The Hal Reader also doesn’t know how to pronounce some of the names in the Book of Mormon…like Nephi. So I agree that lds.org is using real people.
katie: True. It does have an option to train it, where you can write out names phonetically (like knee-fie or lee-high) but even if I had done that it wouldn’t have made much of a difference.
Have you checked out http://librivox.org/ ? It’s a cool idea. People volunteer and read chapters out of public domain books and post them.
Regarding the Book of Mormon, I started writing a pronunciation guide for Festival (the text-to-speech engine)…never finished it, but maybe I should. :)
mckay: I did try librivox, and maybe I just got a few unlucky ones, but the guy reading it seemed to be trying way too hard to have a southern accent. It became very annoying within less than a minute. I prefer readers that stay out of the way and let the story do the entertaining.
I have gone through this site and it is the easiest way to download audio books, audio books on CD, MP3 audio books, no clubs to join. I am very much interested with no monthly fees, no software to install.
I agree with you about speech software being crap for reading books. I’m blind so i use JAWS on my PC. It’ OK fr general use but when i tried reading E-books wth it it’s crap. Take my advice, stick to human read books. I use audiobooksforfree, Librivox, audiobooks.org, BM-audiobooks and one or two others but i’m always looking for more.I agree that boks read by speech software are hopeless. I’m blind andi use speech to read most things but no way would i use it for books. I usually look for sites where i get free downloads, audiobooksforfree.com, bmw-audiobooks.com, audiobooks.org, librivox and many others but i’m always looking out for more. Can anyone help?
I would like to thanks Keith for the information above which sent me on a search and I found more free audio books for him. http://www.audioedition.org/free/books/ ENJOY Please add more as you come accross them.
Thanks to all for the audiobook info, and thanks to Cindy for the comment on my list of free audiobook providers at http://www.audioedition.org/free/books/
This page is actually in the process of moving to http://www.audioedition.org/services/free/
It’s available in both place for now. The list is constantly updated, so check in often :)
This is a nice compilation of audio book sites. I’ll list my favorites:
1) http://ejunto.com/ (historical and audio books, everything is free and has consistent quality)

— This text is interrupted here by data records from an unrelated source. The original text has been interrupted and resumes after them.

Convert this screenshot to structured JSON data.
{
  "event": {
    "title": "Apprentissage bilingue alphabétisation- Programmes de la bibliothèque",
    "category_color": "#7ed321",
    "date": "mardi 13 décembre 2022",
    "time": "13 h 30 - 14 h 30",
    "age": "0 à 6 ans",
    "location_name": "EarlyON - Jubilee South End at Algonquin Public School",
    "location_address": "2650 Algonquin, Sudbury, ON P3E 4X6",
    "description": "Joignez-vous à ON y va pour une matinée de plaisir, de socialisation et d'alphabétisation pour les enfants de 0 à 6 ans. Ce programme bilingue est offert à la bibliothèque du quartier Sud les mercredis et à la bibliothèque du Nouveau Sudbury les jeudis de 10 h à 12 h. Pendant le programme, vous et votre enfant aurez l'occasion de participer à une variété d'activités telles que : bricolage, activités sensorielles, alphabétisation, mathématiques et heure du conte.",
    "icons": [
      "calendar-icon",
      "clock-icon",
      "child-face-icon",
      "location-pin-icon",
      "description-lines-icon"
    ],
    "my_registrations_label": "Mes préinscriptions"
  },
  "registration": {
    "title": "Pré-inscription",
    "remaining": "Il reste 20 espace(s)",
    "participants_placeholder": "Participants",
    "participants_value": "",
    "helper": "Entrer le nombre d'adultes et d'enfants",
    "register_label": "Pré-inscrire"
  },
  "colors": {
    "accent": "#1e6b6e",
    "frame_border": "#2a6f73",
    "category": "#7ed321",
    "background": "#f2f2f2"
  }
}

2) http://freeaudio.org/ (everything is free and decent quality, books on liberty, freedom, slavery)
3) http://www.learnoutloud.com/ (big site with some free stuff)
4) http://wiredforbooks.org/mp3/ (Shakespeare and other fiction)
The comparative example of the LDS Audio book listed above is human read. The voice talent is a local Utah newscaster.
@MU Thanks for the confirmation.